icon caret-left icon caret-right instagram pinterest linkedin facebook twitter goodreads question-circle facebook circle twitter circle linkedin circle instagram circle goodreads circle pinterest circle


The Surveillance State


The Surveillance State




And when they spy on us let them discover us loving.


-Alice Walker, "Taking the Arrow Out of the Heart"




this post is dedicated to Salman Rushdie

may he continue to heal well

and write freely



I haven't written about Facebook in a long time. I was skeptical when it first began in 2004 and reluctant to put my face, my photos, my life on a platform for others to approve, mock, congratulate, pity, cheer or emoji, which was Zuckerberg's original intention when he and his cohorts designed the site when they were at Harvard. There was actually a competition: which face is uglier? A schoolboys' game, and a macho one at that.

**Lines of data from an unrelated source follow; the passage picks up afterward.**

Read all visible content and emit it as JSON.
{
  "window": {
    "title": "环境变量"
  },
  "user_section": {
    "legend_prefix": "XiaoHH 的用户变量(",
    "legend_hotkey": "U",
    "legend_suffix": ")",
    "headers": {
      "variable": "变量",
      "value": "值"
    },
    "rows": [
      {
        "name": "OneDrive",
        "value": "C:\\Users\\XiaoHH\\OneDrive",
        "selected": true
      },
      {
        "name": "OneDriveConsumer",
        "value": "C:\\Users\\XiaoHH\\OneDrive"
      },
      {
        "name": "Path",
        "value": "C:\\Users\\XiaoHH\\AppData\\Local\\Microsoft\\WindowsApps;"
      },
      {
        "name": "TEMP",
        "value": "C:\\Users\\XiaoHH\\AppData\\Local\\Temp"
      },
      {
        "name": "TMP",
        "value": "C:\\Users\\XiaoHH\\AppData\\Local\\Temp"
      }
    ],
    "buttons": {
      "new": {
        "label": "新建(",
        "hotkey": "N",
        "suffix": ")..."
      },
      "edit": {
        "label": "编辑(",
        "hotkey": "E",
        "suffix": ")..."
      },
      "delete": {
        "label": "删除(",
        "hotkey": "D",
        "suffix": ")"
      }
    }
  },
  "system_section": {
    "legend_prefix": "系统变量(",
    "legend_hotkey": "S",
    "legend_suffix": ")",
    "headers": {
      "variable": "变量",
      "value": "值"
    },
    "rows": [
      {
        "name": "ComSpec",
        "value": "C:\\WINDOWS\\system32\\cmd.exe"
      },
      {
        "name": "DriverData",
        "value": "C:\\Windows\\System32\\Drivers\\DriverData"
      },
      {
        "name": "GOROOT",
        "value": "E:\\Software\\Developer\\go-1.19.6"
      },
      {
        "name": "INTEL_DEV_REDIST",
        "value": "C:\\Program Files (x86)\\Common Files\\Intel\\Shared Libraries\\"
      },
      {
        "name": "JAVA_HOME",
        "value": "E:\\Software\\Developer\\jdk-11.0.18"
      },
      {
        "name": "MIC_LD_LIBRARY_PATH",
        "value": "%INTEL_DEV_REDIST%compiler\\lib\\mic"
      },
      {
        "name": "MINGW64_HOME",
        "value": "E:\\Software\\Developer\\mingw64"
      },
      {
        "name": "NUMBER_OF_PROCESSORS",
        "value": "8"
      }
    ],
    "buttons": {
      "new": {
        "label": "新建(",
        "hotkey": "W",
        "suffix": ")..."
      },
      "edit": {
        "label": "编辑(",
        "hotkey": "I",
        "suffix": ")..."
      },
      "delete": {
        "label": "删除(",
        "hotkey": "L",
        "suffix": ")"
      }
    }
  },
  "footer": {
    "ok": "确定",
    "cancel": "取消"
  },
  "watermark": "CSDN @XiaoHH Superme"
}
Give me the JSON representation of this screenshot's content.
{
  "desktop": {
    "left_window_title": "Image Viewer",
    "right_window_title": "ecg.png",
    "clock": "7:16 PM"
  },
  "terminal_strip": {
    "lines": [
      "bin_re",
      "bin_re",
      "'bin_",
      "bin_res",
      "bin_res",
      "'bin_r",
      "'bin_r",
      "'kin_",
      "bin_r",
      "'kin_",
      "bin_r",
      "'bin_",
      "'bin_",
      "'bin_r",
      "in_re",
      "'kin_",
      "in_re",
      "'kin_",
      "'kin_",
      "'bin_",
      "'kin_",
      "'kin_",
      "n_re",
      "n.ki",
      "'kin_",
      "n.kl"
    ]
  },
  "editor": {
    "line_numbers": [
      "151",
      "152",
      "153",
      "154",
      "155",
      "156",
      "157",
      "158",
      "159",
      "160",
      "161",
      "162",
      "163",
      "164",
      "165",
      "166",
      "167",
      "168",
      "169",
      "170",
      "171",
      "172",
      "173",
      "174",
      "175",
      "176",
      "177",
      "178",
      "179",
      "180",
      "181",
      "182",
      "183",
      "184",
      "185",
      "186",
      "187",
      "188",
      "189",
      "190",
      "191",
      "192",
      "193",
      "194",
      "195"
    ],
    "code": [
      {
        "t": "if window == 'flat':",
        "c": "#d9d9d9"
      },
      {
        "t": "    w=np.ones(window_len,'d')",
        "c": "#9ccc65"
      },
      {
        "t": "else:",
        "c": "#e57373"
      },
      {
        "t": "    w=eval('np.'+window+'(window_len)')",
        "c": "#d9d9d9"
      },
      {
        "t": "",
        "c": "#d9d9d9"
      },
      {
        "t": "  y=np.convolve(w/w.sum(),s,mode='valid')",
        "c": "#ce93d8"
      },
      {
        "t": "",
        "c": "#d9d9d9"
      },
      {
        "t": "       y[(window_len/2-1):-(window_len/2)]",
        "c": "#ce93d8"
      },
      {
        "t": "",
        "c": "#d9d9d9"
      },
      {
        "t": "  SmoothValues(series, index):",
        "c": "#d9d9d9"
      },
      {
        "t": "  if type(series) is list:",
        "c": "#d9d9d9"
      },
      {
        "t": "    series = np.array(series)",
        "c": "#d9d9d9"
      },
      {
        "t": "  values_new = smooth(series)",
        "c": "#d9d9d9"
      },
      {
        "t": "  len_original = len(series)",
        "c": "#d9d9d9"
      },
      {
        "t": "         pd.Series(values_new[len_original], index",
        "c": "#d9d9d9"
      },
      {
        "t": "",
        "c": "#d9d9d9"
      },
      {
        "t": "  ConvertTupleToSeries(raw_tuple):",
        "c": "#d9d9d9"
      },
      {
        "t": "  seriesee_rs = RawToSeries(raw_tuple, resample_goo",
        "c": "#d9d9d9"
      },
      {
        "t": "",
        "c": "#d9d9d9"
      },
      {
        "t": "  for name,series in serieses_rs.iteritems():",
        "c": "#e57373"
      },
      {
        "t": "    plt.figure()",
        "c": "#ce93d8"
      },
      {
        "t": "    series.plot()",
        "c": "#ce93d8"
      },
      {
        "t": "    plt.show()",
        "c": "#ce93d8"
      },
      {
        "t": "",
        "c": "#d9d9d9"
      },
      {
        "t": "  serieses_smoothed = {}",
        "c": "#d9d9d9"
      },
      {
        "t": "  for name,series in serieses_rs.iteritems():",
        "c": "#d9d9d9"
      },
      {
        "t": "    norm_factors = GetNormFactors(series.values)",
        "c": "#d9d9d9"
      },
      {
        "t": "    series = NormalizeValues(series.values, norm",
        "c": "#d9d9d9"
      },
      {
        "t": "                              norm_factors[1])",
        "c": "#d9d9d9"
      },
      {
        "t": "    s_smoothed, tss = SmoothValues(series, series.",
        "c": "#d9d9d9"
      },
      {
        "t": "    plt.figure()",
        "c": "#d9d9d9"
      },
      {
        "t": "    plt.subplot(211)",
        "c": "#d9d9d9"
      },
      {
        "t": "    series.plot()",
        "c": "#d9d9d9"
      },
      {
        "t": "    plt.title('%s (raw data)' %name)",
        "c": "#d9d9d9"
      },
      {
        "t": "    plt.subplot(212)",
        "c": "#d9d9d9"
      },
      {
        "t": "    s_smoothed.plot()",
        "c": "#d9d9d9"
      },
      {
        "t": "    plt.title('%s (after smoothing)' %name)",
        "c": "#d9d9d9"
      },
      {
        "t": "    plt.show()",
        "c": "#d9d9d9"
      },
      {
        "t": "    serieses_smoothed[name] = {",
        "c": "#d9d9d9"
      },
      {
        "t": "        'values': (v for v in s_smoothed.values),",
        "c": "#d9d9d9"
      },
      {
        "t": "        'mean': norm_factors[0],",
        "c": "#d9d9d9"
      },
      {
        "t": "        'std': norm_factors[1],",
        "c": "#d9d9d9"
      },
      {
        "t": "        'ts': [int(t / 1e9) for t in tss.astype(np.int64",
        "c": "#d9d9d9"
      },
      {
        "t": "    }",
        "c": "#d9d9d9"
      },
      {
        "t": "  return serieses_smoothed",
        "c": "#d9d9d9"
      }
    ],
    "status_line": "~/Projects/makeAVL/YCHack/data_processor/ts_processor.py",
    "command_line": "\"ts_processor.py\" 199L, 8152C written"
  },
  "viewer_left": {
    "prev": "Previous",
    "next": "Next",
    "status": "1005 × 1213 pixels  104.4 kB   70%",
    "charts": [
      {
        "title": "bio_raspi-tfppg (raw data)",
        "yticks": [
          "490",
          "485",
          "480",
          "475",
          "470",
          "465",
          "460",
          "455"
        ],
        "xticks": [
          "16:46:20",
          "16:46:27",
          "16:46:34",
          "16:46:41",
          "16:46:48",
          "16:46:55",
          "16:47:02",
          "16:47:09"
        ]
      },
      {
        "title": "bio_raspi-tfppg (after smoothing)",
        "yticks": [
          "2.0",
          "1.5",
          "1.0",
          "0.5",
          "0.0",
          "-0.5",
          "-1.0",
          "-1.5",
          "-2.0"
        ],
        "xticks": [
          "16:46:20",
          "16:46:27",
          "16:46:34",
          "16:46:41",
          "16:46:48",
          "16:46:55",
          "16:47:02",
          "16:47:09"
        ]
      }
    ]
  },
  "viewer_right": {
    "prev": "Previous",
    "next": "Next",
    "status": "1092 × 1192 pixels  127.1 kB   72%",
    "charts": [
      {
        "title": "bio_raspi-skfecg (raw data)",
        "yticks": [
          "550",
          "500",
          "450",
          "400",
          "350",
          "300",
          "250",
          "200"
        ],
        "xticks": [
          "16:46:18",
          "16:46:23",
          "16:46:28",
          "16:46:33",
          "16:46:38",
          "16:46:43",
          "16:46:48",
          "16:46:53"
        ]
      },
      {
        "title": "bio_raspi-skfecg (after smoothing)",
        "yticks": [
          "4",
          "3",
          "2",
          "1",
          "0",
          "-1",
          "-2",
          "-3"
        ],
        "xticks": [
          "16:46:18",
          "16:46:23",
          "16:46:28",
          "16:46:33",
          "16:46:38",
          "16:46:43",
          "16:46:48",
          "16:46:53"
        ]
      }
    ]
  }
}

Like nearly everyone else I know, however, I succumbed to the promise and temptation of instantaneous interconnectivity. Now there is Instagram (owned by Facebook) and What's App (owned by Facebook) and Twitter (not owned by Facebook or Elon Musk, as yet.)


As a professor, small business owner, journalist, and private writing mentor, I understood quickly that it would be a good idea to have an internet footprint. My NYU students always confessed that they had Googled me. Fortunately, I passed muster; my classes were always filled. And it has also been thrilling and life-affirming to communicate with people all over the world. Al Gore was prescient: there is an internet highway, but life has changed politically and geopolitically since he was Vice-President: Arab springs, wars, fires and floods, migrants, famine, domestic terrorism, autocracy on our shores, surveillance. And it is surveillance, or what I hypothesize is surveillance, that I want to talk about here today, though the discussion requires a preamble, or set-up. It will be as honest and transparent as I can write it.


I am a secular Jew, a descendant of the Holocaust, a genocide that wiped out nearly all of my family. I have rarely been to synagogue, do not believe in a God or gods, enjoy biblical stories as literature, the Quaran and the Talmud as ancient wisdom, some of which is relevant today, some of which is not. I have lived abroad, have friends and colleagues of all faiths and nationalities. I steer clear of ghettos—physical, intellectual, cultural. Though I have read deeply about the British mandate in Palestine and the historical necessity of a safe haven for persecuted Jews, including my own family who escaped to three continents, I abhor the idea of a one-party or one-religion state and all fundamentalisms, including American constitutional fundamentalism. I have both Israeli cousins and friends and displaced Palestinian cousins and friends. I love them all. If I could pray for peace, I would pray for peace. But I don't pray. I just do my best as a writer to pay attention and write from the heart.


So, when a dear Palestinian friend, who has American citizenship, and is therefore Palestinian-American, recently returned from a family wedding on the West Bank, and put up a Facebook post about Israel's shut-down of Palestinian human rights organizations, and yet more horrific bombings in Israel and Gaza, I wrote a comment on his post which began with the unedited and unskillful sentence: "The Israelis are fools." I then continued with more context, something akin to: if they only understood that Palestinian human rights organizations are their allies in the struggle for peace. That is a paraphrase from memory because I cannot retrieve my comment: Facebook erased it claiming it did not meet their "community standards." When I looked up those standards, I intuited that calling Israelis fools, instead of foolish, was tagged by their data sleuths as hate speech. When I appealed their decision, I lost the appeal. If I did not accept their final decision, I was informed that they would shut down my account. And though I let it be, I'm still thinking about it, thus this blog post.


The Palestinian-American friend who had just returned from a wedding in Hebron was stalked by the FBI after 9/11, as was his son who was in high school in New York City at the time, as was his wife who is a well-known Israeli-Arab-American university professor. The family eventually hired a lawyer to get the FBI to cease and desist. But it's not over until it's over. And though some surveillance is still undoubtedly necessary—more  importantly to stop  domestic terrorism than international terrorism these days, I'd say—the fact that I am communicating often with Palestinians and a (Jewish) UK friend  who is involved in the peace movement, puts Facebook posts and comments at risk.


So, where is Facebook in this story exactly?  By all accounts, the company is not doing well. Am I being paranoid, or are they turning over data to burnish their failing reputation? Just today, this news from Nebraska:  A teenager there is facing criminal charges for having an abortion. When local law enforcement officials suspected the teenager and her mother of acquiring abortion pills, they served Facebook with a search warrant for the teen's private Facebook messages. Then, once Facebook handed over the messages, they used the communication between the teen and her mother as proof that an abortion had taken place.


I'll end with this thought: Facebook is not our friend.

Post a comment